Like father, like son

Atreus and Kratos speak to Brok in god of War Ragnarok

(Image credit: Sony)

Respect, however, is earned and unfortunately for our grizzly demigod, teenage Atreus is going through his mandatory rebellious phase. He’s testing the limits, sneaking out to shrines without Kratos’ knowledge and mocking his father with a cockiness reserved for teenage boys in locker rooms. 

We see then, this push and pull between Kratos and Atreus once more. Like any adolescent, Atreus is trying to grow up too fast, he’s carving out his place in the world and how he feels about it. He’s working out who he is and what he wants. And what he wants, it seems, is war with Asgard. Like father like son I guess. 

Atreus may not be a boy anymore, but he’s certainly not a man yet – and it’s up to Kratos to make sure he knows it.

Vic Hood
Associate Editor, TechRadar Gaming

Vic is TechRadar Gaming's Associate Editor. An award-winning games journalist, Vic brings experience from IGN, Eurogamer and more to the TechRadar table.
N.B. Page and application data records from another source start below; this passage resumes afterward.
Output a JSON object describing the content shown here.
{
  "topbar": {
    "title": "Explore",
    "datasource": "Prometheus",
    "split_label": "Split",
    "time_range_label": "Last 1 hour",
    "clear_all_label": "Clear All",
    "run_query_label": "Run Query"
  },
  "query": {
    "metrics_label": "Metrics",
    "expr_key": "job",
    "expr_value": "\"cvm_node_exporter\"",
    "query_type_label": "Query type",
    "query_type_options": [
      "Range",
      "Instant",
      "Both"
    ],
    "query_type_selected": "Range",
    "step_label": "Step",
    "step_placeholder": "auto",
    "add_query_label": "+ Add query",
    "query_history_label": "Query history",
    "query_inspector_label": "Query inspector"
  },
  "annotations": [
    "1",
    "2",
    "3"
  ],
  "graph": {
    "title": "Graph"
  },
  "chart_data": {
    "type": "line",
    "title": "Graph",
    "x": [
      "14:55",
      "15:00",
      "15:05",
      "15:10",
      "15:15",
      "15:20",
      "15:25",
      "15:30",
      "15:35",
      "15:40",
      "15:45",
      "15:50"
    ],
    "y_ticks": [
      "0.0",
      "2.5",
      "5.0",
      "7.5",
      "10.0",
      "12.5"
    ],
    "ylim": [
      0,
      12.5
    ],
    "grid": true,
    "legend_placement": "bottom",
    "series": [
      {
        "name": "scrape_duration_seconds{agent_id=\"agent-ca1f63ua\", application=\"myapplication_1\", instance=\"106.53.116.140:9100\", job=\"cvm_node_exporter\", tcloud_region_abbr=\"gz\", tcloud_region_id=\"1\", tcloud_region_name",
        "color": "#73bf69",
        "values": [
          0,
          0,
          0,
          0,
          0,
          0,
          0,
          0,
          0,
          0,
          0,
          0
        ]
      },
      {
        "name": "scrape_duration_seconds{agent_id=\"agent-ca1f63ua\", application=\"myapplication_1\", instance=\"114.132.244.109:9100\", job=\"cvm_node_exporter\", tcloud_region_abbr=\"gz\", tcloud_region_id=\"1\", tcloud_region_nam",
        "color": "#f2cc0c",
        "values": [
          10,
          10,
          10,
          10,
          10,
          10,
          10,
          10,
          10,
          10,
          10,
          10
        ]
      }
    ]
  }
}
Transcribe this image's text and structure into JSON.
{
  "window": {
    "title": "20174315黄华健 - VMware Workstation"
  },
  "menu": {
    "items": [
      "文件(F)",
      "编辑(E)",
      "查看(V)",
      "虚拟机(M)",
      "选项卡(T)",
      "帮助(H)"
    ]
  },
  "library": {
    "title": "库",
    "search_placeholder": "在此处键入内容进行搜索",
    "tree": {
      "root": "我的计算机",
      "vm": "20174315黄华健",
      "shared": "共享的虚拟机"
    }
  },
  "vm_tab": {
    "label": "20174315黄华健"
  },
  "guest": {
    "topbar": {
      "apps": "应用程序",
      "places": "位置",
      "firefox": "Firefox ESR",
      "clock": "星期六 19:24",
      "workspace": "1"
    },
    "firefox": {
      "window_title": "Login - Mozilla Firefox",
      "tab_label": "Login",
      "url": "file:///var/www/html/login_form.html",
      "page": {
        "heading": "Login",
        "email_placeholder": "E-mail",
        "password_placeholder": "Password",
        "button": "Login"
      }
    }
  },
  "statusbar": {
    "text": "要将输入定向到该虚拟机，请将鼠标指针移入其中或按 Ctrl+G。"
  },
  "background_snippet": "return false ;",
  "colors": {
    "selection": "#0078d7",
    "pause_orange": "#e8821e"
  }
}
You may have even heard her on the radio or speaking on a panel. Not only is Vic passionate about games, but she's also an avid mental health advocate who has appeared on both panels and podcasts to discuss mental health awareness. Make sure to follow her on Twitter for more.